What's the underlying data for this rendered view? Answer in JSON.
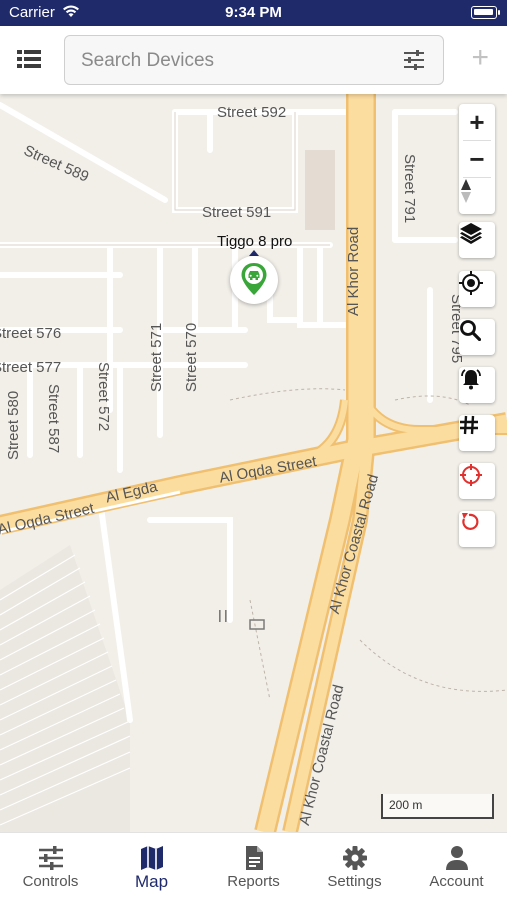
{
  "status_bar": {
    "carrier": "Carrier",
    "time": "9:34 PM"
  },
  "header": {
    "search_placeholder": "Search Devices",
    "icons": {
      "list": "list-icon",
      "filter": "sliders-icon",
      "add": "plus-icon"
    }
  },
  "map": {
    "street_labels": [
      "Street 592",
      "Street 589",
      "Street 591",
      "Street 576",
      "Street 577",
      "Street 572",
      "Street 571",
      "Street 570",
      "Street 580",
      "Street 587",
      "Street 791",
      "Street 795",
      "Al Khor Road",
      "Al Egda",
      "Al Oqda Street",
      "Al Oqda Street",
      "Al Khor Coastal Road",
      "Al Khor Coastal Road"
    ],
    "device": {
      "name": "Tiggo 8 pro",
      "status_color": "#3aa63a"
    },
    "scale_label": "200 m",
    "controls": [
      "zoom-in-icon",
      "zoom-out-icon",
      "compass-icon",
      "layers-icon",
      "locate-icon",
      "search-icon",
      "alarm-icon",
      "grid-icon",
      "target-icon",
      "refresh-icon"
    ]
  },
  "tabs": [
    {
      "label": "Controls",
      "icon": "sliders-icon",
      "active": false
    },
    {
      "label": "Map",
      "icon": "map-icon",
      "active": true
    },
    {
      "label": "Reports",
      "icon": "document-icon",
      "active": false
    },
    {
      "label": "Settings",
      "icon": "gear-icon",
      "active": false
    },
    {
      "label": "Account",
      "icon": "person-icon",
      "active": false
    }
  ],
  "colors": {
    "brand": "#1f2a6b",
    "road_major": "#f6cf86",
    "road_fill": "#fce3a8",
    "danger": "#e0312e"
  }
}
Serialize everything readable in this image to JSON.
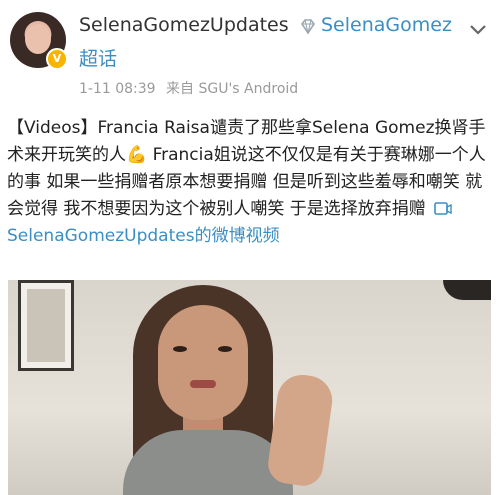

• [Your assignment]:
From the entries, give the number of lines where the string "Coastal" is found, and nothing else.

• [Answer to this exercise]:
2